Aiming to change the circumstances of new migrants who are experiencing disadvantage and poor housing.
The Housing and Migration Network was set up to:
It was jointly established by HACT, and its funders, JRF and the Migration Foundation, part of Metropolitan Housing Partnership.
The Network has been chaired by JRF's Chief Executive, Julia Unwin, and driven by a diverse group of 20 policy influencers and practitioners from the public, private and voluntary sectors. The group has explored practical solutions to the pressures placed on housing and neighbourhood cohesion by continuing migration.
UK Migration: the leadership role of housing providers (JRF, August 2011)
This study demonstrates that social housing providers can and do play a pivotal role in housing new migrants and supporting good community relations at neighbourhood level. It also shares best practice from areas in which local authority officers and politicians respond to fast-changing populations by joining forces with housing providers and local people, including migrants themselves, to take an integrated approach to new migration.

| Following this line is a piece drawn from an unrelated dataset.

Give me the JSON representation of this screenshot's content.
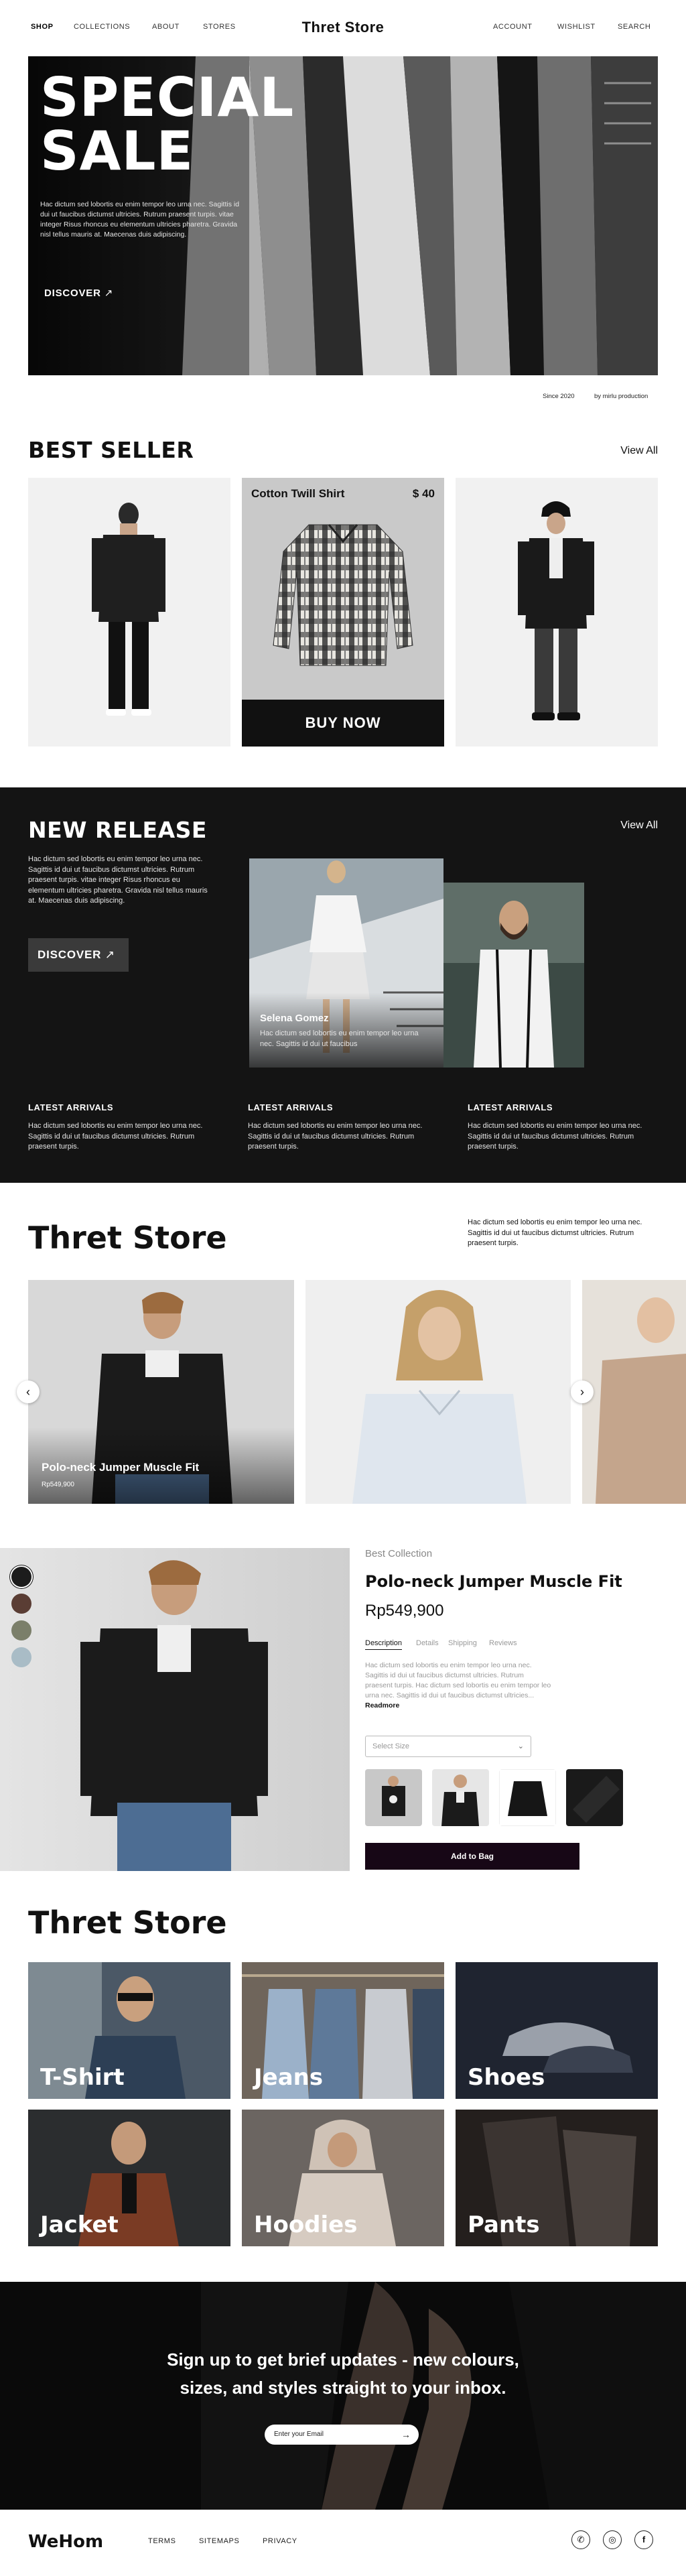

UK migrants and the private rented sector (JRF, April 2012)
Endorsed by Advice UK, the Chartered Institute of Environmental Health, the Chartered Institute of Housing (CIH), the National Landlords' Association and Shelter, this is the first national report to explore the needs and experience of new migrants who live in the private rented sector. It provides evidence that they are not only more likely to live in this sector than any other, but also that there is a greater likelihood that they will end up in its poorest sub sector. The report outlines some practical solutions that local authorities, housing providers and voluntary and community groups have developed to bring about improvements, albeit in a context where there is great competition for privately rented housing and increasing diversity in its provision and use. The report promotes solutions that incentivise good landlords but are tough on the small minority of bad landlords.
Housing and Migration: A UK guide to issues and solutions practice guide (CIH, June 2012)
A comprehensive guide to migration aimed at housing providers and everyone concerned with housing needs and relationships between new migrants and longer-term residents in local areas. It shares the findings, knowledge and solutions identified by the Housing and Migration Network. It provides national context but its narrative and solutions are predominantly rooted in neighbourhoods.
A list of the Housing Migration Network members can be found on page 51 of the guide.
This draws on the experience of Hope Housing in Birmingham and provides guidance for effective joint working between social housing providers and charities supporting destitute migrants, particularly where social housing providers are willing to lease properties for use by destitute migrants at no cost or a peppercorn rent.
The Network is promoting the Housing Rights website, which helps migrants and housing advisers understand entitlement to social housing.
CIH was an active member of the Network and its policy adviser John Perry has written the Network's reports. In recent years, CIH has worked jointly with JRF and HACT on housing and migration issues and including Opening Doors a project developed jointly with HACT, which may be of further interest.